Ronex makes his art in the house in Makerere in which he has lived for many years. He rests during daylight and works at night, a quirk that somehow reinforces the proper artist in him. Surrounded by his pieces that hang on the walls and litter the floor, bothered from time to time by a trembling hand, he thinks all the time  of what he will create next. At the time TWR spoke to him, sometime in October, he was making artworks for his first sculpture show ever, multi-material works that reaffirmed his versatility as well as his abiding sense of hard work. There were just too many of them, but Ronex still was making more so that the gallerist could pick and choose what she wanted and leave the rest behind. So, when all’s said and done, Ronex could be the biggest collector of his own artworks, which are proudly exhibited in every room, in the corridor, even in a container in the yard. Whatever else this proves, it also shows that Ronex is committed to conserving his legacy, and he spoke firmly of plans to build a space that would hold his works in perpetuity.

The pieces TWR is publishing  exemplify Ronex at his best, for his oeuvre is so vast that it’s impossible to put him in a particular box.
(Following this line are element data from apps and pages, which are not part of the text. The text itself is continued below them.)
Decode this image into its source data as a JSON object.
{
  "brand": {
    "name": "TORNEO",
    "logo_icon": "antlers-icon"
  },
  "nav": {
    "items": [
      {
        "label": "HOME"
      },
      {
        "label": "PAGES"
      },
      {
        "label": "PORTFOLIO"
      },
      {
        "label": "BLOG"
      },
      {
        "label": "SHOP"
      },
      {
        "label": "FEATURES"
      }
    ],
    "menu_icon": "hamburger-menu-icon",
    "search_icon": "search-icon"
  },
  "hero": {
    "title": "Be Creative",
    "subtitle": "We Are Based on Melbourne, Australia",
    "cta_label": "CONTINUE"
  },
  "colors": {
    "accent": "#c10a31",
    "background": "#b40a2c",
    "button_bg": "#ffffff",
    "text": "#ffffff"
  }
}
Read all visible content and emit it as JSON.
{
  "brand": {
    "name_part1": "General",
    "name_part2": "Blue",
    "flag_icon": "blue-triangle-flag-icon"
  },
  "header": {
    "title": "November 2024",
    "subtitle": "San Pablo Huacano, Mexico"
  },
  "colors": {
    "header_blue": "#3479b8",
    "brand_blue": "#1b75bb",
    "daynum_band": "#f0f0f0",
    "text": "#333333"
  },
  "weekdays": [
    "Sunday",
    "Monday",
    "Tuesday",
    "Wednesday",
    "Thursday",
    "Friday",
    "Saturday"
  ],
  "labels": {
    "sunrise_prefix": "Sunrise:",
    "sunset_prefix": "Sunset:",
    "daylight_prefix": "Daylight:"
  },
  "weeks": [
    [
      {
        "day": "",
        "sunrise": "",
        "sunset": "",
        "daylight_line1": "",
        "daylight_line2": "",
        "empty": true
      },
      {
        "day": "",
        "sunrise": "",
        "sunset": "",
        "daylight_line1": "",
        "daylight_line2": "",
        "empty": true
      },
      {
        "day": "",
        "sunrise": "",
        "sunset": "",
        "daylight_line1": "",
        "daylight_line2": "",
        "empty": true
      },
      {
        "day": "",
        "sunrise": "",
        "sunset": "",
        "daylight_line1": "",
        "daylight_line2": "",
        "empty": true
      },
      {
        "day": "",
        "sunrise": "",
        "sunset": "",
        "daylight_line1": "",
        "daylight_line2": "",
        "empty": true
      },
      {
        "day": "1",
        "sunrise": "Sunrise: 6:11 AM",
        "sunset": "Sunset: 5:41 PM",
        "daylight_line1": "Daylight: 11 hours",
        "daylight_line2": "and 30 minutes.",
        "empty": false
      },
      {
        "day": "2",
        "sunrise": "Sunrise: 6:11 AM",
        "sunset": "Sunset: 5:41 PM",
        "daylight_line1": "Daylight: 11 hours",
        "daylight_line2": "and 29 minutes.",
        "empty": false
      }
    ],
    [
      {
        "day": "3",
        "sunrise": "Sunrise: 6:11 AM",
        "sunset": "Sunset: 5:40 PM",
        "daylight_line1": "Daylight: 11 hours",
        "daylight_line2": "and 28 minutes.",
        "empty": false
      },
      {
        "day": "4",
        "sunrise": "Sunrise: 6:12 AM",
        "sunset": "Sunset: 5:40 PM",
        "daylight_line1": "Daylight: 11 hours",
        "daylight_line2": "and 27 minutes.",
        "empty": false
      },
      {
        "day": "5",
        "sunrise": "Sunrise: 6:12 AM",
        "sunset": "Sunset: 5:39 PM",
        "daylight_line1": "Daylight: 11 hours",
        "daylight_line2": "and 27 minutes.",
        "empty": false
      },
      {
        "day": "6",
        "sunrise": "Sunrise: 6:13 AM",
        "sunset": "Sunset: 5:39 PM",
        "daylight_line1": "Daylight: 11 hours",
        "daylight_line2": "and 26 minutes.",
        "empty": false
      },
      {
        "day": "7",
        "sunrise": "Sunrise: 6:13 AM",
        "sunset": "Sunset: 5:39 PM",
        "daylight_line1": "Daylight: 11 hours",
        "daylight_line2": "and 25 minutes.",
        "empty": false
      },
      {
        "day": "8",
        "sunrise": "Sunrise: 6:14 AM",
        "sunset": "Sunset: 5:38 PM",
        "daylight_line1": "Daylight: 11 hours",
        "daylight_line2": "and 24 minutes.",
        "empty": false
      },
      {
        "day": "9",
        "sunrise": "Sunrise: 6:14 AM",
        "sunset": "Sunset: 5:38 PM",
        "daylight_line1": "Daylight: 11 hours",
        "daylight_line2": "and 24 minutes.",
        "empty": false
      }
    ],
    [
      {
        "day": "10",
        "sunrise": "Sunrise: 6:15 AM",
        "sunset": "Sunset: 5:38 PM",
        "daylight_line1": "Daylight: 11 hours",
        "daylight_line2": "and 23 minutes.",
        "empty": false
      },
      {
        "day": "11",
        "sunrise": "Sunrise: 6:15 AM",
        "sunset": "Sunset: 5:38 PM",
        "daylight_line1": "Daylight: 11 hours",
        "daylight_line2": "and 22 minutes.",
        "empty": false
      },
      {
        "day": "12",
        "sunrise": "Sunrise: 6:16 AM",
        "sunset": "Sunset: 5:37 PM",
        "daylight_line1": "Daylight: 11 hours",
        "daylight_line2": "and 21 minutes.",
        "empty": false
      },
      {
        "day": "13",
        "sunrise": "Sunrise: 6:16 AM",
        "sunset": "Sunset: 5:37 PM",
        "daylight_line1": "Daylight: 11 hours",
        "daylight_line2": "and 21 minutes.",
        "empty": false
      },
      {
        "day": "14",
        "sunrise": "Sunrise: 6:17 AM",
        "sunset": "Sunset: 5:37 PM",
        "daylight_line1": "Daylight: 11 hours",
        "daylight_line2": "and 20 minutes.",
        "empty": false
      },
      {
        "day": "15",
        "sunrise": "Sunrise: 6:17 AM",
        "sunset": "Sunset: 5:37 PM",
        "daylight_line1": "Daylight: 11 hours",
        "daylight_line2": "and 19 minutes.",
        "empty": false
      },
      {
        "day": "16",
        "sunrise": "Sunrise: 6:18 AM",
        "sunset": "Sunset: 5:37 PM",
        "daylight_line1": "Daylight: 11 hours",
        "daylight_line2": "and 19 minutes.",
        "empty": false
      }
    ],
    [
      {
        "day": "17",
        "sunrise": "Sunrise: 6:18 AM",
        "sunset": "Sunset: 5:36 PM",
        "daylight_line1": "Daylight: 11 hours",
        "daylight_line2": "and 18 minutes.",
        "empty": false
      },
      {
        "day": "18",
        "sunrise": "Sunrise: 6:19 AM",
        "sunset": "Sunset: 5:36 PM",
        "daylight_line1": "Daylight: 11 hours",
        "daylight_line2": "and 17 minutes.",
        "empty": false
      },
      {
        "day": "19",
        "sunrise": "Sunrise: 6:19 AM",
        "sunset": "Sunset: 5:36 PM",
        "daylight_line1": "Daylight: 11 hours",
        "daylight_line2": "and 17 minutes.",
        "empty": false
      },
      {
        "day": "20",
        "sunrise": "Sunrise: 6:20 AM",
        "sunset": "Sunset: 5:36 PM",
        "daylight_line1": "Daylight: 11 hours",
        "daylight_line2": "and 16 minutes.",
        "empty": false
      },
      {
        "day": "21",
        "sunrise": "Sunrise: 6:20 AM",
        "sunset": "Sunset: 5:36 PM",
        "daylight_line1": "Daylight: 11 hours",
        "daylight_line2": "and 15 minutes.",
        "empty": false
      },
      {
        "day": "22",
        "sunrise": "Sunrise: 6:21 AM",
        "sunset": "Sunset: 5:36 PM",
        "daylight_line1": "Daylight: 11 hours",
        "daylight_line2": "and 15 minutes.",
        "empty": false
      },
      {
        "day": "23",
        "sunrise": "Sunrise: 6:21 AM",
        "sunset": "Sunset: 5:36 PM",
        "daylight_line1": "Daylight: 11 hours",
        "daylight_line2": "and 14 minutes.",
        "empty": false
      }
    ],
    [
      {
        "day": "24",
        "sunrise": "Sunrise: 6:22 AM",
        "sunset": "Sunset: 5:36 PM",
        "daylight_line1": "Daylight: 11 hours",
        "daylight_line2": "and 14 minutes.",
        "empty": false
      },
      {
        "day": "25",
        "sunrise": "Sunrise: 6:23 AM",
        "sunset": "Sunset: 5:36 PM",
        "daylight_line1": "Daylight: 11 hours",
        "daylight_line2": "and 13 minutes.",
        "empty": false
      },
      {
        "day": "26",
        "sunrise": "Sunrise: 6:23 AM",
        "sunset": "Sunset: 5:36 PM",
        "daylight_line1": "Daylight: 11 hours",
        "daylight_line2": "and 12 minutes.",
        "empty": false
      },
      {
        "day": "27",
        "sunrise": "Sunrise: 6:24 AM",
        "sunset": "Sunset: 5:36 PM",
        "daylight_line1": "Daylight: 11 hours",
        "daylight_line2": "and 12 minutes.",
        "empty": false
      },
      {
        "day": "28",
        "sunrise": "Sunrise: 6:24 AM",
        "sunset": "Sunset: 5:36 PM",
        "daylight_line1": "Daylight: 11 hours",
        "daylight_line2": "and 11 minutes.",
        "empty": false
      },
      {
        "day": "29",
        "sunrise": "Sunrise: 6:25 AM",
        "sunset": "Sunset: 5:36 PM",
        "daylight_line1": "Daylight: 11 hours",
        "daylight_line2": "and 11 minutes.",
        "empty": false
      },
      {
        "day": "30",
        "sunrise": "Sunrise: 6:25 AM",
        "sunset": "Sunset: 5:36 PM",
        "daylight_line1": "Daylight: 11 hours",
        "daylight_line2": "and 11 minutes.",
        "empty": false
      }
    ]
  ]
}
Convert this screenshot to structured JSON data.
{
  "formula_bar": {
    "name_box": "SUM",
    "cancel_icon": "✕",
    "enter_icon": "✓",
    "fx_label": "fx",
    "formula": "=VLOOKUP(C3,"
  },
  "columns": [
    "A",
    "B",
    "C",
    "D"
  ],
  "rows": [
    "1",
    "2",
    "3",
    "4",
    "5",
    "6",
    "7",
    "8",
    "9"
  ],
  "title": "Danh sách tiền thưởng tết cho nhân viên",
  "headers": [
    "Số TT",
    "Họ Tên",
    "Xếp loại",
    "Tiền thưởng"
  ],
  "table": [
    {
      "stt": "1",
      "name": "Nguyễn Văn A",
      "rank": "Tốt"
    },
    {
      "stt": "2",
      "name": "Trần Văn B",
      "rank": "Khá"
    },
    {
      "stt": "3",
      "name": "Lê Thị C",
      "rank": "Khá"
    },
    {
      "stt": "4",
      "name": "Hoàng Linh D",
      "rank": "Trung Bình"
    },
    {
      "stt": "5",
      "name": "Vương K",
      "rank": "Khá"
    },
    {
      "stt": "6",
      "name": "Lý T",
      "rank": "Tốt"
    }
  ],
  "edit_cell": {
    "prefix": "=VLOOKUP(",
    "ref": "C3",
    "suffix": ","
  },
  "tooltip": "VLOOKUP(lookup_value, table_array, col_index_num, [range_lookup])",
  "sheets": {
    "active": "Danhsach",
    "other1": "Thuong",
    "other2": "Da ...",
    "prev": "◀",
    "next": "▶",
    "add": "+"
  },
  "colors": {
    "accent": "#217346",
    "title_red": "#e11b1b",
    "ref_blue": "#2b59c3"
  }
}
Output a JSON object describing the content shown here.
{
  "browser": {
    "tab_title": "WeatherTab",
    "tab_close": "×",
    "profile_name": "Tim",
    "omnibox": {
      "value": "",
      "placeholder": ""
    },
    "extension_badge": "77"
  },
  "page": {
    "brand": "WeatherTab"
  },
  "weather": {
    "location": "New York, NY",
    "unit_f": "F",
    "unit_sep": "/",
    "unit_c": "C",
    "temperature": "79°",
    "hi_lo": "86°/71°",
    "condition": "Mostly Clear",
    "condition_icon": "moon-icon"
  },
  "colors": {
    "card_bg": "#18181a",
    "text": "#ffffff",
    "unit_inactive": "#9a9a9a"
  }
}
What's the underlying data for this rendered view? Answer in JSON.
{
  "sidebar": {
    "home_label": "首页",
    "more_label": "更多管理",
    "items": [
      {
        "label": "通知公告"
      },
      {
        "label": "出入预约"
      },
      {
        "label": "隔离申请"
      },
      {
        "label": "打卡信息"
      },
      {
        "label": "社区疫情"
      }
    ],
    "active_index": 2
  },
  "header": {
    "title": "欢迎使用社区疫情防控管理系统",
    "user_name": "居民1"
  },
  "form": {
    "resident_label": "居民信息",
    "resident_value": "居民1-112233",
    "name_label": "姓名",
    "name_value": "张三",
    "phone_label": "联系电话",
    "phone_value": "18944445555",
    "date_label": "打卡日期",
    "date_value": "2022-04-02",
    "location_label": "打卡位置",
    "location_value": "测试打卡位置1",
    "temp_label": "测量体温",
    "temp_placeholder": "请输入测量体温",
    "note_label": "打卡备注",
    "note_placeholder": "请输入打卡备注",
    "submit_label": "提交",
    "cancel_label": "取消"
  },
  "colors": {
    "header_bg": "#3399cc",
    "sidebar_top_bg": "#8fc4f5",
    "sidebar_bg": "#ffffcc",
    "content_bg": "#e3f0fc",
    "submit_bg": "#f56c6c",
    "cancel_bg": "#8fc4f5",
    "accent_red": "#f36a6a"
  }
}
He’s a multi-media artist whose work stretches the whole gamut from cubist  constructions to expressionist pieces that can seem to render a child’s perspective of reality. He’s generally not a color beast, aiming for “cool compositions” that are devoid of any color struggle, so to speak.

The motif that really unites Ronex’s work is what he described as a “patch,”  the fusion of different isms and techniques that the artist has been exposed to throughout his long career. “To me, I would ask myself, ‘How did I come to know what I know?’ That’s why there’s an element of a patch in my work,” he told TWR. “That’s something you will see in all my work. As an individual you come with nothing, and then start patching  things up. We are, because of those patches, but also at the end there are gaps. Even if you know something, you feel you need to know more… For me, the patch almost symbolizes life itself.”

His “patchism,” as he put it, borrows from different styles of creating, and he spoke of there being so many isms in art that perhaps “the only way to create new work is combining things.” The patches in his work sometimes may not be immediately apparent to the untrained eye, but they are there. Most importantly, there are pieces in  this portfolio that are simply exquisite. “Lamp on a Bench,” a poignant still  life which has been selected as cover art for this issue of TWR, is made in the pointillist-collage technique that Ronex has recently been working on. The cityscape titled “Abandoned,” his study of an empty food stall in an abandoned street, haunts us for and by what it doesn’t say. Indeed, despite what some may think, Ronex doesn’t usually focus on what he should say as much as how he says it. “I thought that if I had any contribution [to artistic  practice], mine would be on how to do certain things,” he said, “because as an artist I can call my work anything. I can lie and you can’t say no.” In his studio Ronex is a generous and patient host, engaging in thoughtful conversation. Over the years he’s done for his collectors what no other Ugandan artist has emulated: if a particular piece by Ronex was available for sale at $500 in 2007, for example, the price remains the same in 2023 if he still owns it. Ronex has no interest in material possessions, has never owned a car, and wants only to get on a plane and go somewhere, Greece maybe, without depending on anybody. ▪